Some people find a convoluted “egg-crate” foam pad to be a cheap and portable alternative
This sturdy, 5 to 10 cm high-density foam pad is less likely to be squeezed by your weight and could efficiently redistribute your weight. Unfortunately, these pads only somewhat relieve pressure and may induce a buildup of body heat, which heightens perspiration. If your activity is time-limited, they can be helpful. Alternating between pressure and water mattresses could be beneficial.
Even if sheepskin isn’t thick or dense enough to relieve pressure, some people find it helpful if they are prone to skin abrasion from friction. For instance, if you have vascular problems, a sheepskin at the foot of your bed may reduce friction against your heels.
Splints can be utilized as well, and they should be applied to pressure points
Additionally, specially designed anatomically shaped cushions aid in appropriately dispersing your weight and preventing pressure points from developing. Pads with specific shapes may be needed for the elbows and heels. Some medical supply businesses provide bed cradles that lift the weight of your covers off of your body and construct a device similar to a tent.
You ought to frequently examine and clean your skin
It might become infected and develop sores if it isn’t kept dry and clean.

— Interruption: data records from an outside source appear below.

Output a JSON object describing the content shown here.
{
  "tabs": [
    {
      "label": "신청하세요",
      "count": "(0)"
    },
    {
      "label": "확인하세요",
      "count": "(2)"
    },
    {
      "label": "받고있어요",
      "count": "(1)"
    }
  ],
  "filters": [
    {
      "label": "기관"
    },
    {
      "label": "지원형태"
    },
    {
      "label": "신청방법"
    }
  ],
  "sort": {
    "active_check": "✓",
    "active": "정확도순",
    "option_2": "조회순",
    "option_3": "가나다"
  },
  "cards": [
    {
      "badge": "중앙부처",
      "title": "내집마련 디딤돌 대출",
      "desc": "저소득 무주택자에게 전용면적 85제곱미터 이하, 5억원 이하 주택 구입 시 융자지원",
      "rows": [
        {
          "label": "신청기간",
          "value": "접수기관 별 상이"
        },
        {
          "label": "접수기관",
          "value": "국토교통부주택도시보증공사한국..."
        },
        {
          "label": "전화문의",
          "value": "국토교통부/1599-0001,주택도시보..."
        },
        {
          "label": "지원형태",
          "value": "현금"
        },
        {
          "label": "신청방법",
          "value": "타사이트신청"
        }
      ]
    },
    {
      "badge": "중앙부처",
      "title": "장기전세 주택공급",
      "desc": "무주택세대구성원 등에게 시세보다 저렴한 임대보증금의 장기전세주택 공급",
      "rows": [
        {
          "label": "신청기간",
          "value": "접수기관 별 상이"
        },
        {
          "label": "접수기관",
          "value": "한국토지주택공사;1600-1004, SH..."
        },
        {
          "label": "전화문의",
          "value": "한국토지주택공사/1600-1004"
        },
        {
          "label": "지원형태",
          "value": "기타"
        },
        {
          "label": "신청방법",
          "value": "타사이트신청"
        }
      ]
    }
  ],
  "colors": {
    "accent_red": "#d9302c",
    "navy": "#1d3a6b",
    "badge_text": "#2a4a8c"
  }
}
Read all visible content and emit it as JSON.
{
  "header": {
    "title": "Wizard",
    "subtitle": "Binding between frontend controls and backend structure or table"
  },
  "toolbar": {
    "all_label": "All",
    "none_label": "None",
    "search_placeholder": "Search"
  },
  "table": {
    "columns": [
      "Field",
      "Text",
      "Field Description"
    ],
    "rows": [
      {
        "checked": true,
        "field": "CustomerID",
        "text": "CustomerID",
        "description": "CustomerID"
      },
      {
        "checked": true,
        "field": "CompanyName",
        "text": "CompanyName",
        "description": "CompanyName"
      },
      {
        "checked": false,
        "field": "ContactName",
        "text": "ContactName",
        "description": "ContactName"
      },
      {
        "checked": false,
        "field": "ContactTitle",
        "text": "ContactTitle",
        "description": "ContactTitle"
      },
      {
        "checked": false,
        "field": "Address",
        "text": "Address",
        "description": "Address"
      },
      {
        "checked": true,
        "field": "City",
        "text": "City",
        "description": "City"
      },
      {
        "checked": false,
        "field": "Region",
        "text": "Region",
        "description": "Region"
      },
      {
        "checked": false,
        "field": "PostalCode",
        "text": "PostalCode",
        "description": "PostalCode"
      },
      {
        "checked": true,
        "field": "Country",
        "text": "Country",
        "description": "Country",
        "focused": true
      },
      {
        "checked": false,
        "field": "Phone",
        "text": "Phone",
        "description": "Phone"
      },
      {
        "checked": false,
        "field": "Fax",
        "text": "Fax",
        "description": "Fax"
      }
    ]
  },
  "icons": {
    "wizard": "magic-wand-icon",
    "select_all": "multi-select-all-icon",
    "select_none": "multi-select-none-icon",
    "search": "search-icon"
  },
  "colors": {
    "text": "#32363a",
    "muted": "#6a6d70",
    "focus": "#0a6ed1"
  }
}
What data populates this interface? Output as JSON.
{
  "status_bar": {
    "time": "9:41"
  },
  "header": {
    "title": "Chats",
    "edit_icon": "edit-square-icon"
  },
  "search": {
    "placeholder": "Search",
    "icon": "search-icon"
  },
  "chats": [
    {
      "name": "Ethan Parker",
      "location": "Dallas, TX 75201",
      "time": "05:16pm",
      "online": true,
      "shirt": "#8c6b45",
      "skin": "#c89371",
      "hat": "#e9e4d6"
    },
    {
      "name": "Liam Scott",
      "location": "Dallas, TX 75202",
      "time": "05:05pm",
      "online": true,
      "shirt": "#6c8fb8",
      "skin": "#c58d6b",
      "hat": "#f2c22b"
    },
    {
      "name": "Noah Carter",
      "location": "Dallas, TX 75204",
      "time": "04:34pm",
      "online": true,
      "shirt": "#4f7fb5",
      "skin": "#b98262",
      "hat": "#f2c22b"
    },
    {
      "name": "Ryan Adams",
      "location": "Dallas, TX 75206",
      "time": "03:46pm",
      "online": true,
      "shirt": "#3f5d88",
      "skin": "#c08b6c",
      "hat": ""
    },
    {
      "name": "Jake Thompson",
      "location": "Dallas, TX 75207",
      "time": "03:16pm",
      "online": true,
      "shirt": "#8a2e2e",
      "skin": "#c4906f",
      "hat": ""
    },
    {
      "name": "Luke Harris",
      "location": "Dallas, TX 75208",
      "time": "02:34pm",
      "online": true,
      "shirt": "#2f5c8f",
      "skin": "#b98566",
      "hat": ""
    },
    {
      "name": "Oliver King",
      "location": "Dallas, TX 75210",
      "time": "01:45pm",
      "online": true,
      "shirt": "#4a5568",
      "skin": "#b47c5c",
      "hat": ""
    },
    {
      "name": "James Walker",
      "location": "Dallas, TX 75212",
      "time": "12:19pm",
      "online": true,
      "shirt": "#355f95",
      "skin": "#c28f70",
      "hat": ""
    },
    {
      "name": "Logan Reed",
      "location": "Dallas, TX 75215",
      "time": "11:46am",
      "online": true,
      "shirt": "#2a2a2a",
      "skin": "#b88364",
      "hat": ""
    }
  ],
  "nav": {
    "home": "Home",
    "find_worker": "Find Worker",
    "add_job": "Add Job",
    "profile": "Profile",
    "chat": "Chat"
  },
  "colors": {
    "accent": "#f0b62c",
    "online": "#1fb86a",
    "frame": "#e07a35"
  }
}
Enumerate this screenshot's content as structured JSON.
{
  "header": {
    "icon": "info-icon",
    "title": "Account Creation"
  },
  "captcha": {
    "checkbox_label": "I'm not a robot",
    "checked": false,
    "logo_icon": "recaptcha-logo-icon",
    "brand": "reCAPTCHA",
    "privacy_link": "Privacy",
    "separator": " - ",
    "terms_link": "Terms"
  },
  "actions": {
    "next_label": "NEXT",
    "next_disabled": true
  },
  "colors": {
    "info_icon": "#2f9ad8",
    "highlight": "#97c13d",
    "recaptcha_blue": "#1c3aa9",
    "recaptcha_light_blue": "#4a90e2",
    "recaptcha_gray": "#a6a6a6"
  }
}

Applying as little force and friction as possible, the affected area should be gently cleaned with plain water or a tiny amount of mild soap and water. The natural oils that protect the skin are removed by soap, and the cleansing activity may irritate tissues that are already injured. Next, a little layer of moisturizing lotion should be applied, gently massaging the reddish area or bony prominence around it rather than over it. A strong massage may worsen tissue damage by creating shearing forces. After moisturizing the area, apply a thin coating of a petroleum-based product. These water-repellent products provide a barrier of protection. Although protective, heavy chemicals like zinc oxide and aluminum paste shouldn’t be used since they are difficult to remove.
Use caution while using condom catheters, indwelling bladder catheters, or absorbent incontinence briefs. Despite being useful, these devices shouldn’t be used in place of programs to help people manage their bowel and bladder functions in order to help them restore continence.
Bed sores should be treated by a nurse or physician
Since recovery may take some time, prevention is the best course of action.
The severity (i.e., stage) of the skin wound determines how bedsores should be treated
Various methods may be employed to encourage healing depending on the severity. They include acetic acid compresses, hydrocolloid dressings, synthetic dressings, saline dressings, radiant heat dressings, and different antibiotic dressings (bedsores are particularly vulnerable to infection). Skin transplant surgery may be required to remove and replace sections of dead skin from more serious wounds. Repositioning frequently to relieve pressure is the most crucial step in treating and avoiding bedsores. In addition to treating and preventing infections, treatment also includes managing pain.
A diet high in protein may promote faster healing of wounds.
Adding protein supplements to a balanced diet may improve your chances of making a full recovery because your body requires the right nutrition to repair.
Understanding the causes of bed sores is essential to preventing and properly treating this painful ailment. Bed sores are largely caused by prolonged pressure, decreased blood flow, friction, shear forces, and poor nourishment. The occurrence of bed sores can be considerably decreased by addressing these causes and putting preventive measures into place, such as routine repositioning, healthy diet, and upholding good hygiene.